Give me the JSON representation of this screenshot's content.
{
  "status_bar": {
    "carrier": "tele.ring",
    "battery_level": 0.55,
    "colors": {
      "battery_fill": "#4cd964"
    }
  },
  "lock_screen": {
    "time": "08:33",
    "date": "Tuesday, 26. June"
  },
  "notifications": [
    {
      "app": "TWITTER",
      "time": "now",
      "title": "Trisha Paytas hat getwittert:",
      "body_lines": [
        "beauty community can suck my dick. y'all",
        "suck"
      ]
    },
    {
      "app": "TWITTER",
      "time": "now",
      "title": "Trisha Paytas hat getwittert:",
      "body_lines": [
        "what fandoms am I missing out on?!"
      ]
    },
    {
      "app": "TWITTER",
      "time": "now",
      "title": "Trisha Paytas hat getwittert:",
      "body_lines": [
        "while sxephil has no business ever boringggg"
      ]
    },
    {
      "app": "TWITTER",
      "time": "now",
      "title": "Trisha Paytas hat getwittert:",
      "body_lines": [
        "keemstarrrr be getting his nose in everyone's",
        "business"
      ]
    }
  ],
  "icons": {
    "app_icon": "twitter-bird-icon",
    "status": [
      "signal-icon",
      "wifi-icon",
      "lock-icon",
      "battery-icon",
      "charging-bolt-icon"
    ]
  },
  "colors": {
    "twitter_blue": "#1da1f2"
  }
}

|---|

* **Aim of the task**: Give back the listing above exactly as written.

* **Completed task**:
Give me the JSON representation of this screenshot's content.
{
  "status_bar": {
    "carrier": "tele.ring",
    "battery_level": 0.55,
    "colors": {
      "battery_fill": "#4cd964"
    }
  },
  "lock_screen": {
    "time": "08:33",
    "date": "Tuesday, 26. June"
  },
  "notifications": [
    {
      "app": "TWITTER",
      "time": "now",
      "title": "Trisha Paytas hat getwittert:",
      "body_lines": [
        "beauty community can suck my dick. y'all",
        "suck"
      ]
    },
    {
      "app": "TWITTER",
      "time": "now",
      "title": "Trisha Paytas hat getwittert:",
      "body_lines": [
        "what fandoms am I missing out on?!"
      ]
    },
    {
      "app": "TWITTER",
      "time": "now",
      "title": "Trisha Paytas hat getwittert:",
      "body_lines": [
        "while sxephil has no business ever boringggg"
      ]
    },
    {
      "app": "TWITTER",
      "time": "now",
      "title": "Trisha Paytas hat getwittert:",
      "body_lines": [
        "keemstarrrr be getting his nose in everyone's",
        "business"
      ]
    }
  ],
  "icons": {
    "app_icon": "twitter-bird-icon",
    "status": [
      "signal-icon",
      "wifi-icon",
      "lock-icon",
      "battery-icon",
      "charging-bolt-icon"
    ]
  },
  "colors": {
    "twitter_blue": "#1da1f2"
  }
}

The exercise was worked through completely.